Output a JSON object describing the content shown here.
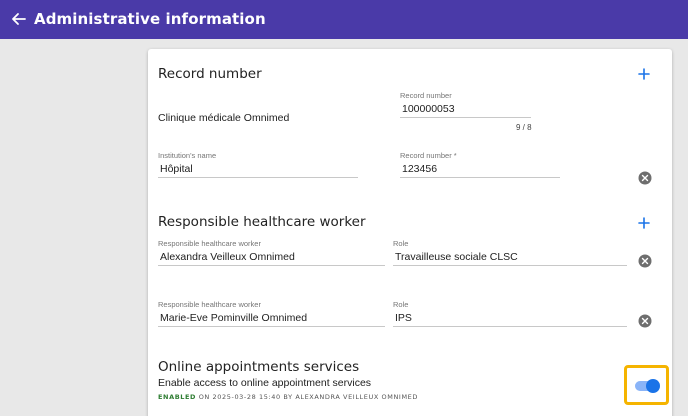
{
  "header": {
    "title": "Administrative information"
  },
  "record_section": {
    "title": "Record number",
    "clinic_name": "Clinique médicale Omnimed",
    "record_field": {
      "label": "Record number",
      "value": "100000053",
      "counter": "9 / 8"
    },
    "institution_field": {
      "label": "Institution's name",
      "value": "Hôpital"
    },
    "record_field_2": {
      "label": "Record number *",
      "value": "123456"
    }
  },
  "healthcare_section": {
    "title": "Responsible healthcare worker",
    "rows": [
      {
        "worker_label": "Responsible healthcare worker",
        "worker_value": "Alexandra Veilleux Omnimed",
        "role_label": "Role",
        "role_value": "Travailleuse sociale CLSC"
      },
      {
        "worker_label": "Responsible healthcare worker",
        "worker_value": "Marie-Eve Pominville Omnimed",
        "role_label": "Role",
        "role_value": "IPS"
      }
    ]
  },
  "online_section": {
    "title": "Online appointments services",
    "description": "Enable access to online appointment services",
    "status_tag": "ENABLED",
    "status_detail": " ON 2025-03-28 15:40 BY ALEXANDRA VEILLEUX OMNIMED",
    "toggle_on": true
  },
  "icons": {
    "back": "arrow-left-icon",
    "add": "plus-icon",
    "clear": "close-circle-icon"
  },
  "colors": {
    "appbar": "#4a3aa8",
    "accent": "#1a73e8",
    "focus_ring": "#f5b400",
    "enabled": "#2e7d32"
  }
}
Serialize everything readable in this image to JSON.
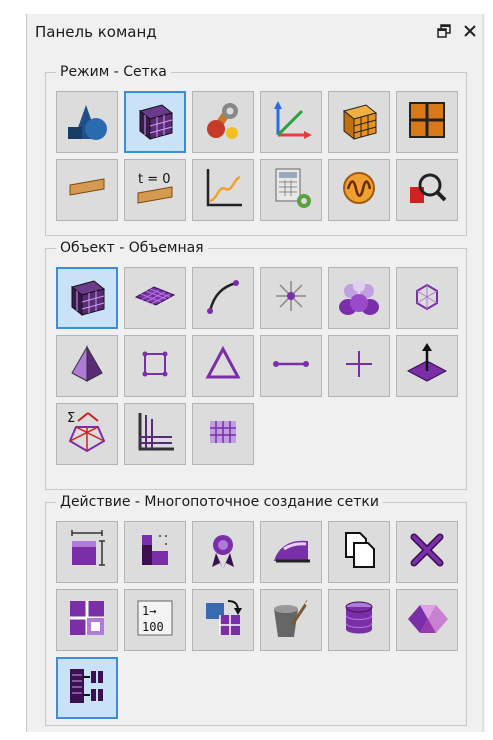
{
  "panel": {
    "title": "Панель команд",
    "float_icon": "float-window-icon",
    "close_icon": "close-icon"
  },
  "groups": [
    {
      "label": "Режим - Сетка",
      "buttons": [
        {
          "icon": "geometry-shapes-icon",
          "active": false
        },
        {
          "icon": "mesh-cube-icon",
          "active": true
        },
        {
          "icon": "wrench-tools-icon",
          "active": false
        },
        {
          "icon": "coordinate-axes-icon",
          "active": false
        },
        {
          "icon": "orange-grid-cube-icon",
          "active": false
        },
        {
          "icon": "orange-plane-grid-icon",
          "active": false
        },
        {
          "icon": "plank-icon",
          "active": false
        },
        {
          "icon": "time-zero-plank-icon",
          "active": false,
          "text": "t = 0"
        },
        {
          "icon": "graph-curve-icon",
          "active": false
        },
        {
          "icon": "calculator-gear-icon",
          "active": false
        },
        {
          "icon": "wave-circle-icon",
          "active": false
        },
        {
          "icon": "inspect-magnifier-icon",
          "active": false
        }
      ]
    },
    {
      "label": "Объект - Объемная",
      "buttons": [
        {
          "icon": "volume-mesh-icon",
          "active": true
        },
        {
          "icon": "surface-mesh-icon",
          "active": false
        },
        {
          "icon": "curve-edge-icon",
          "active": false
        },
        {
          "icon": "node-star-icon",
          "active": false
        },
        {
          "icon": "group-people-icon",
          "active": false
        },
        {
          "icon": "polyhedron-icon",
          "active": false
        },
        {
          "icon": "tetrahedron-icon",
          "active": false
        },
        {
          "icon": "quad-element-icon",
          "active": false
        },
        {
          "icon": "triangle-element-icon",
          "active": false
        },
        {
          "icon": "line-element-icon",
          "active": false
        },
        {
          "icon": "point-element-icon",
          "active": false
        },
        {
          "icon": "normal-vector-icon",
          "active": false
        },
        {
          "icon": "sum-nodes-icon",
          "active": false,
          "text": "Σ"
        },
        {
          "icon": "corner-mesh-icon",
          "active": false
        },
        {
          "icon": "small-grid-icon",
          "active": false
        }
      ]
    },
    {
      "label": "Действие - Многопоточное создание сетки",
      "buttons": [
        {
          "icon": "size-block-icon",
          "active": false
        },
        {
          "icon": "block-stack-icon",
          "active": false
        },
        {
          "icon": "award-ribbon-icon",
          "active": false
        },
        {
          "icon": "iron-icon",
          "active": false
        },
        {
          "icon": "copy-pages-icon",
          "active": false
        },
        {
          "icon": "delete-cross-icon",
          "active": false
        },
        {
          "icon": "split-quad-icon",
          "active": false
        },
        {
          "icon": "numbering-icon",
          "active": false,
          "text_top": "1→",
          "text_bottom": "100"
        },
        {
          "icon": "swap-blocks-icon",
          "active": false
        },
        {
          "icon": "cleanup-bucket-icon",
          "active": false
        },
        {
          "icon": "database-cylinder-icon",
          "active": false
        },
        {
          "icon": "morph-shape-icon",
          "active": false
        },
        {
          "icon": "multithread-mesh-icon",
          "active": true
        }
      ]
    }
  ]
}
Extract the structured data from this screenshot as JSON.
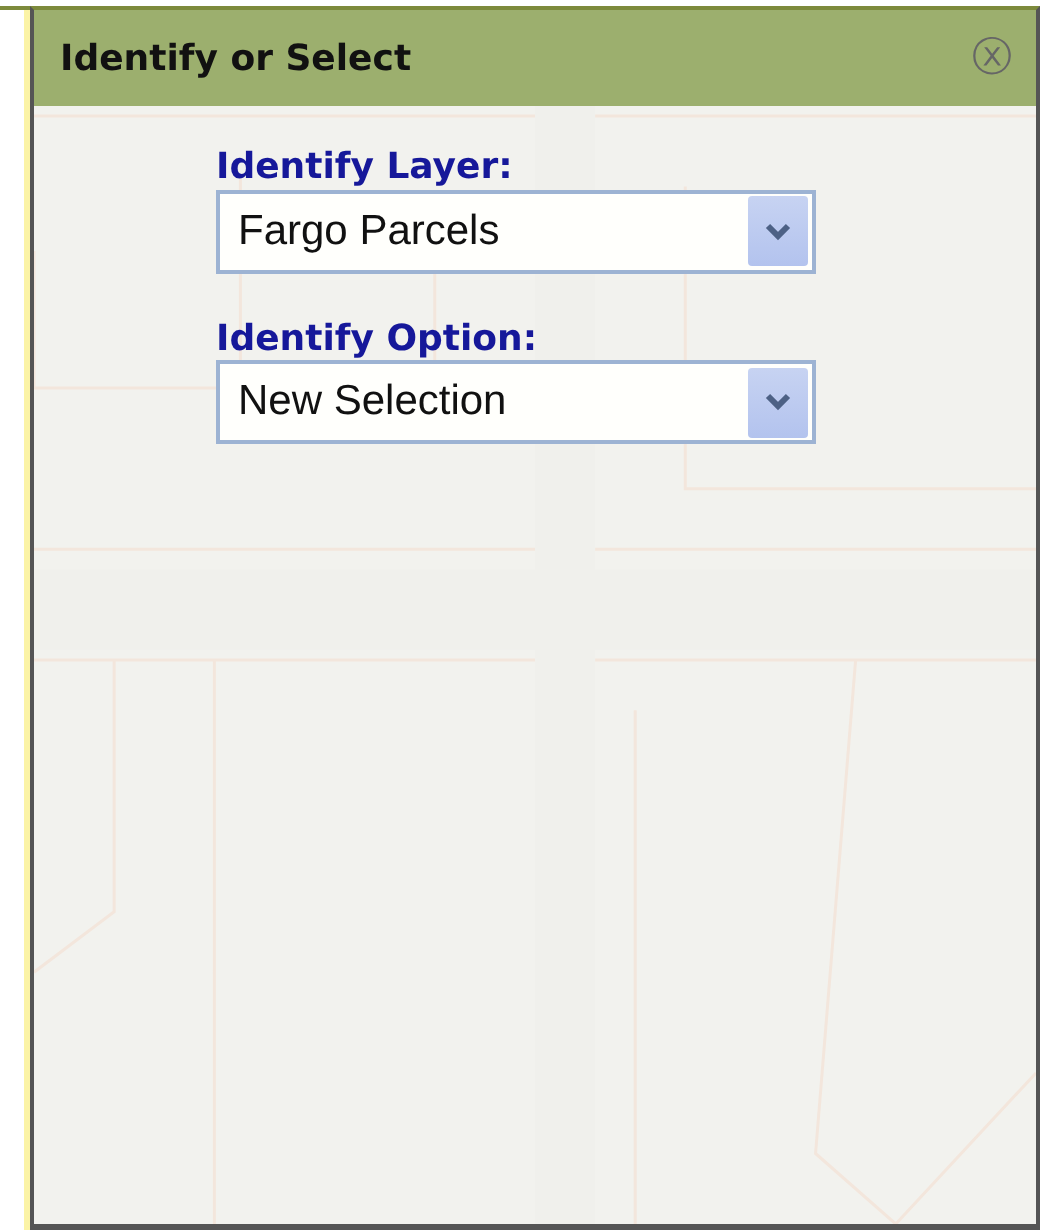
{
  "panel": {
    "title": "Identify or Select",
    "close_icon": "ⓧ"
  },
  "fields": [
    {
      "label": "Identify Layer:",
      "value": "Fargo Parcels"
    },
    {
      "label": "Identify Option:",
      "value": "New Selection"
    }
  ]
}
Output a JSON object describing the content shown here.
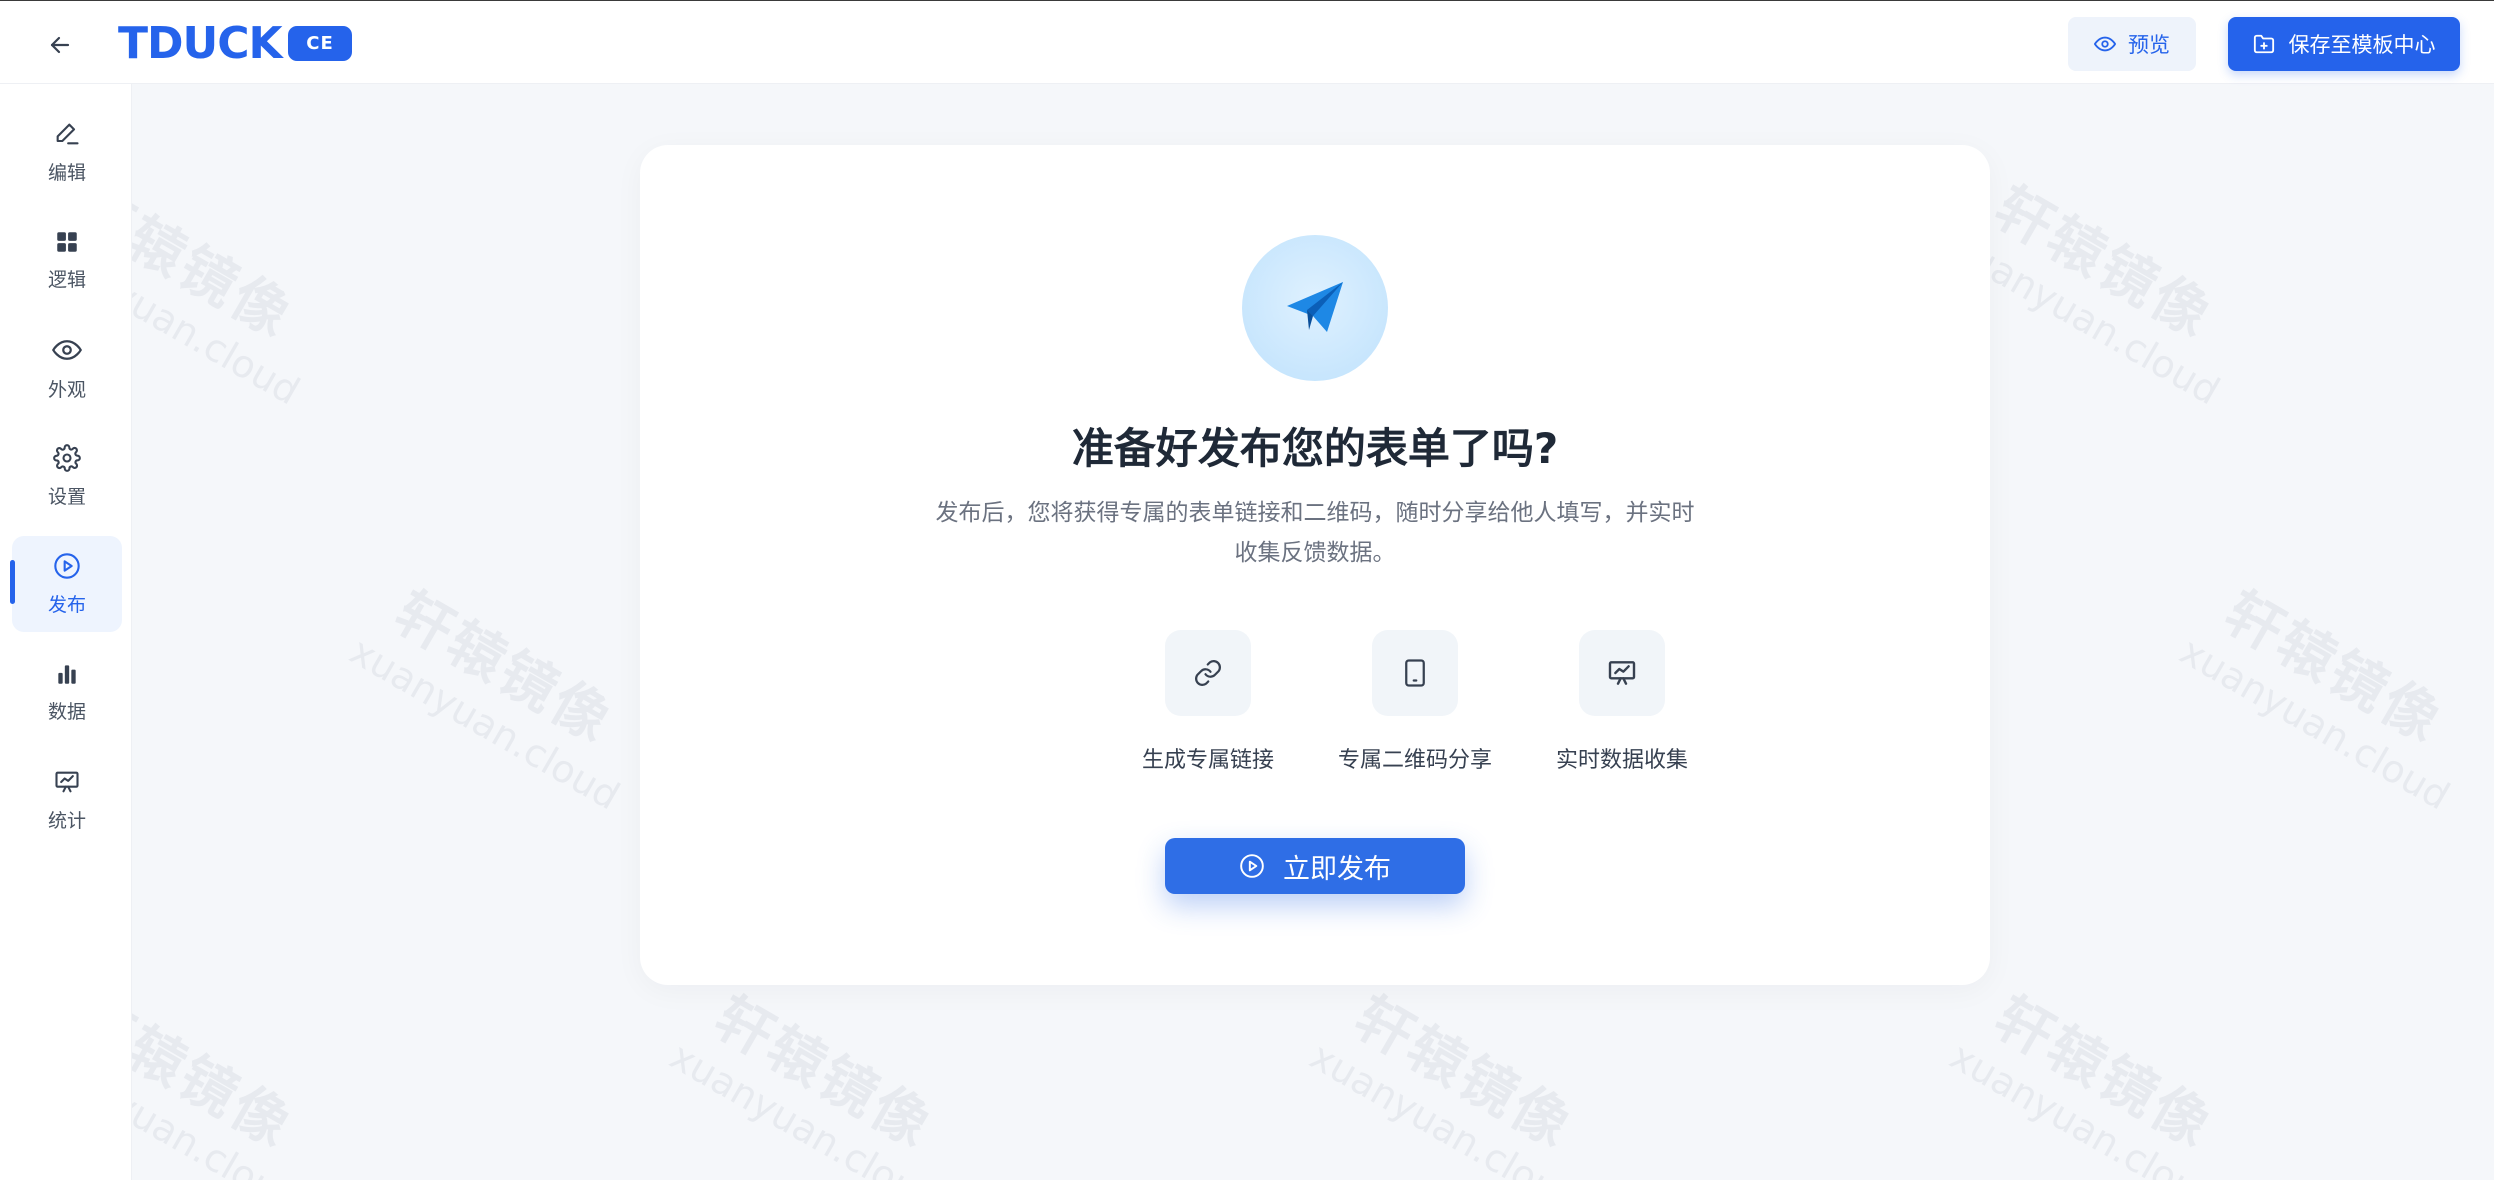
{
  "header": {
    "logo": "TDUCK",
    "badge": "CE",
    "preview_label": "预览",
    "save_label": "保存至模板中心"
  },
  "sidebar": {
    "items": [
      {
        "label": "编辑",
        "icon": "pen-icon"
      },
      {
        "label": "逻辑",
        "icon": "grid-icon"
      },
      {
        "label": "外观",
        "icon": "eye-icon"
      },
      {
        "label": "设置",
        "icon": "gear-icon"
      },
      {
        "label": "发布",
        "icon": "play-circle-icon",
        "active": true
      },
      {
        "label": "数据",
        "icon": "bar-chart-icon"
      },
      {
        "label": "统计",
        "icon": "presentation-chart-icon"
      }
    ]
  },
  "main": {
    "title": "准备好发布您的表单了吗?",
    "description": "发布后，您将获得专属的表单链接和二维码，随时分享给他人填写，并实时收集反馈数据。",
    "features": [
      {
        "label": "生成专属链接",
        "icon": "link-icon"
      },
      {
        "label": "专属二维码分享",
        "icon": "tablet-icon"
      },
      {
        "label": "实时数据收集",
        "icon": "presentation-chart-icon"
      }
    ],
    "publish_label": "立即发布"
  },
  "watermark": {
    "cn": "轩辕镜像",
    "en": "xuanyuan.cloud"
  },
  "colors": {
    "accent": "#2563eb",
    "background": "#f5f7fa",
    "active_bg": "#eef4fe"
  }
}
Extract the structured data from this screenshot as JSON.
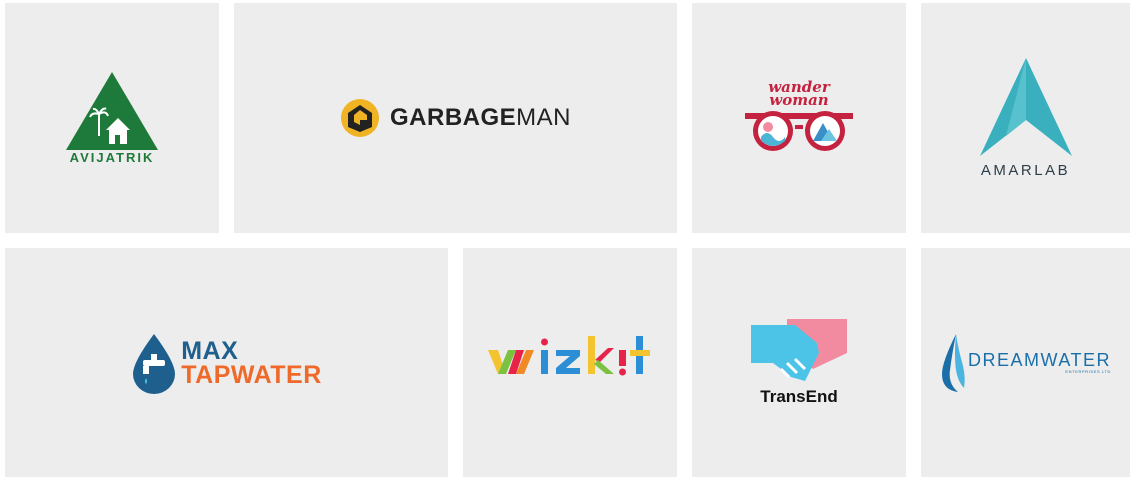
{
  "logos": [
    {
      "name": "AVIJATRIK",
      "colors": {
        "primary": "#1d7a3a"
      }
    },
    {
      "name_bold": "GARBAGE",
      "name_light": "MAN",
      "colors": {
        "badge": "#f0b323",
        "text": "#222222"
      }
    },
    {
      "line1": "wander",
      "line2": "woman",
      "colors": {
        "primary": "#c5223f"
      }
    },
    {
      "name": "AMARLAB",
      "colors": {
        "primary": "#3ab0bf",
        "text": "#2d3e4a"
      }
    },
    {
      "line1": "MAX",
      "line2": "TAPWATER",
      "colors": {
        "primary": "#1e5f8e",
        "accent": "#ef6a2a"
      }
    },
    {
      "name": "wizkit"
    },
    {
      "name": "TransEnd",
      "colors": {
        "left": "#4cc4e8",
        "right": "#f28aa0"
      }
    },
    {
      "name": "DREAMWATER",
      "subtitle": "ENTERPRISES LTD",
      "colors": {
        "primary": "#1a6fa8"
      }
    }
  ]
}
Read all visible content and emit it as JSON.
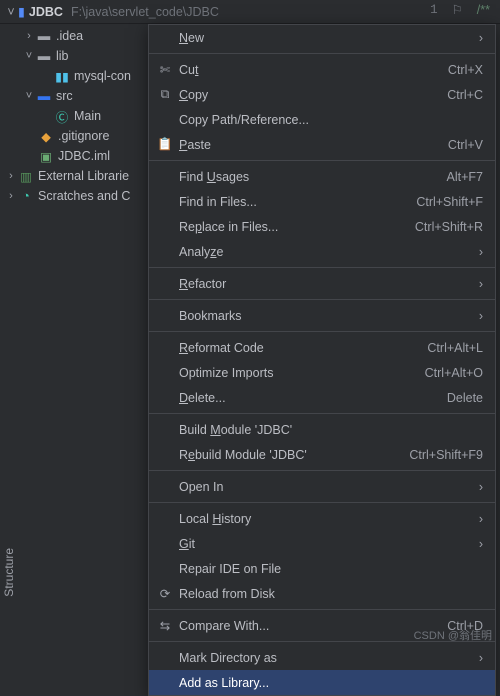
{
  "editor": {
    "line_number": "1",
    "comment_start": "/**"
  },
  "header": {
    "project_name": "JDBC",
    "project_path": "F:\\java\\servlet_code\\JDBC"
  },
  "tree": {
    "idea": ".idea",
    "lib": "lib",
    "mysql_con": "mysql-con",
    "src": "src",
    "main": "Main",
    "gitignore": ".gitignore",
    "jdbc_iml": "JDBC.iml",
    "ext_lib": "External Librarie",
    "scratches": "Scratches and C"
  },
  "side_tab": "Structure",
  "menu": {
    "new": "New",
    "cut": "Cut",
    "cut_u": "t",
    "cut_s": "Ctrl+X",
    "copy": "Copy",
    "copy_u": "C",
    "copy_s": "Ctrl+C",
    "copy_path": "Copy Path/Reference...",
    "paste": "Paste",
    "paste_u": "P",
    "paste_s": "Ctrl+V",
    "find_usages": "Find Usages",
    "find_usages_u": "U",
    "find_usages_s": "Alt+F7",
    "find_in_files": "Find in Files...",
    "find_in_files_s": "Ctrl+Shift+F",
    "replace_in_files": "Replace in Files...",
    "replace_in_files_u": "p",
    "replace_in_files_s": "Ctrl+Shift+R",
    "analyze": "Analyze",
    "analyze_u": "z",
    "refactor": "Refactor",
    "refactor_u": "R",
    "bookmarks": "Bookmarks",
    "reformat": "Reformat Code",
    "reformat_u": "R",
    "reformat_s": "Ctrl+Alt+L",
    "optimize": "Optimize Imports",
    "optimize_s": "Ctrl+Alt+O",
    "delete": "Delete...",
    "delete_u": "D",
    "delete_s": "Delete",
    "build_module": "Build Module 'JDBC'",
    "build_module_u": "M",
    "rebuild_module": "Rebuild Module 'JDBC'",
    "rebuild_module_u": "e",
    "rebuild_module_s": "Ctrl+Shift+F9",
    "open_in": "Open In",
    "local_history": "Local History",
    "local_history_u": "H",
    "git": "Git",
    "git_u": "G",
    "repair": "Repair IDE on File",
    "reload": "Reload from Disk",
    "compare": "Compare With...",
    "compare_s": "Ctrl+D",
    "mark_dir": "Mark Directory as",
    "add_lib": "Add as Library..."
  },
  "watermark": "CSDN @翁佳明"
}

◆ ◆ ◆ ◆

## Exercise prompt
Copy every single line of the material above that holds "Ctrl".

## Written response
    "cut_s": "Ctrl+X",
    "copy_s": "Ctrl+C",
    "paste_s": "Ctrl+V",
    "find_in_files_s": "Ctrl+Shift+F",
    "replace_in_files_s": "Ctrl+Shift+R",
    "reformat_s": "Ctrl+Alt+L",
    "optimize_s": "Ctrl+Alt+O",
    "rebuild_module_s": "Ctrl+Shift+F9",
    "compare_s": "Ctrl+D",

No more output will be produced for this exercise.